water that is not salty.

fuel
Noun

material that provides power or energy.

government
Noun

system or order of a nation, state, or other political unit.

hazard
Noun

danger or risk.

human waste
Noun

byproduct of human digestion - feces or urine.

implication
Noun

suggestion or hint.

inadequate
Adjective

not enough or not of high-enough quality.

incentive
Noun

offer or encouragement to complete a task.

industrial
Adjective

having to do with factories or mechanical production.

industry
Noun

activity that produces goods and services.

input
Noun

something that is contributed, or put in, to something else.

jerky
Noun

dry, chewy strips of meat that have been preserved by smoking or other methods.

literature
Noun

written material, including novels, poetry, drama and history.

Noun

political unit made of people who share a common territory.

network
Noun

series of links along which movement or communication can take place.

Noun

substance an organism needs for energy, growth, and life.

PhD
Noun

(doctor of philosophy) highest degree offered by most graduate schools.

pond
Noun

small body of water surrounded by land.

primary
Adjective

first or most important.

profitable
Adjective

able to make money.

raw material
Noun

matter that needs to be processed into a product to use or sell.

recommend
Verb

to advise, approve, or suggest.

recycle
Verb

to clean or process in order to make suitable for reuse.

reduce
Verb

to lower or lessen.

Noun

any area on Earth with one or more common characteristics. Regions are the basic units of geography.

resource
Noun

available supply of materials, goods, or services.

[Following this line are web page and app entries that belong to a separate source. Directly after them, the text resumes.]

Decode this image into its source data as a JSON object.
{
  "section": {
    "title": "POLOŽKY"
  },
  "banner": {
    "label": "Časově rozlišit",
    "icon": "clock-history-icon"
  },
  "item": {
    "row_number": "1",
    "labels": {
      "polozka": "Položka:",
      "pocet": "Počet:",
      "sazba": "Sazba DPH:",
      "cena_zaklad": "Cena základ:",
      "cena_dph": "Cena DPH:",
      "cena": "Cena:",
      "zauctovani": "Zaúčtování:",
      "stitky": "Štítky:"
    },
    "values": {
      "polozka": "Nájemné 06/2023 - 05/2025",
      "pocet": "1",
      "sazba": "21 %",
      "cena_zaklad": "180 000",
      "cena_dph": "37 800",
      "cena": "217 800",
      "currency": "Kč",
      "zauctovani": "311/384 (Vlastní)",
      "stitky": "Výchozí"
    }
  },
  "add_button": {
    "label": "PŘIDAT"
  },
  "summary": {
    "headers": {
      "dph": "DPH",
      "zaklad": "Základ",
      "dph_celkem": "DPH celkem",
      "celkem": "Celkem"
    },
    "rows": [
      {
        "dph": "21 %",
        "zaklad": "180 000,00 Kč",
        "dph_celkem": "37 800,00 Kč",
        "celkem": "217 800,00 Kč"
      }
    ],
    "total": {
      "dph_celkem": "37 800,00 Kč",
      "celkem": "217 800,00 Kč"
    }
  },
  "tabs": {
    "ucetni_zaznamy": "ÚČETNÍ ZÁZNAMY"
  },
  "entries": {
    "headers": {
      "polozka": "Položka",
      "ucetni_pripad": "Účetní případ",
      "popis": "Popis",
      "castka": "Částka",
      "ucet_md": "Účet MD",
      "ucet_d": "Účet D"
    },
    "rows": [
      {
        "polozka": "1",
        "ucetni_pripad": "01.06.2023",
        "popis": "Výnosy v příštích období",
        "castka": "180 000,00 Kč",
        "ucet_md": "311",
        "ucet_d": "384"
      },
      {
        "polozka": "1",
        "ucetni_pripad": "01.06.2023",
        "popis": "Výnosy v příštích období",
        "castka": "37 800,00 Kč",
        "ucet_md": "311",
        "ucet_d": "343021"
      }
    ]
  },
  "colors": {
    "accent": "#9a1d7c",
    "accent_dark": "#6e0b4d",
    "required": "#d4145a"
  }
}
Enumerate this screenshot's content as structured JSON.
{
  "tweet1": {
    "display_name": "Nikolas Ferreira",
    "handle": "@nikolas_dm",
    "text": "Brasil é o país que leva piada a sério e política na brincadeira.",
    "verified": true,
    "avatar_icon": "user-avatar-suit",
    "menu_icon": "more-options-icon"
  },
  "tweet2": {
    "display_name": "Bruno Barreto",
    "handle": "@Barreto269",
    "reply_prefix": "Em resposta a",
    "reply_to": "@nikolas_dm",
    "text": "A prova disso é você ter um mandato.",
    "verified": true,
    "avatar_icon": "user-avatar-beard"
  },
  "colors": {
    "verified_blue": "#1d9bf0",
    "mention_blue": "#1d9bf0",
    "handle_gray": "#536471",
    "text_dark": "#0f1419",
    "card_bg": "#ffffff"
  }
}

Resources can be natural or human.

reuse
Verb

to use again.

sanitation
Noun

promotion of hygiene, health, and cleanliness.

sewage
Noun

liquid and solid waste material from homes and businesses.

smoke
Verb

to preserve meat by drying it with smoke.

technology
Noun

the science of using tools and complex machines to make human life easier or more profitable.

transfer
Verb

to pass or switch from one to another.

travel
Noun

movement from one place to another.

viable
Adjective

capable of growing and sustaining itself.

wastewater
Noun

water that has been used for washing, flushing, or industry.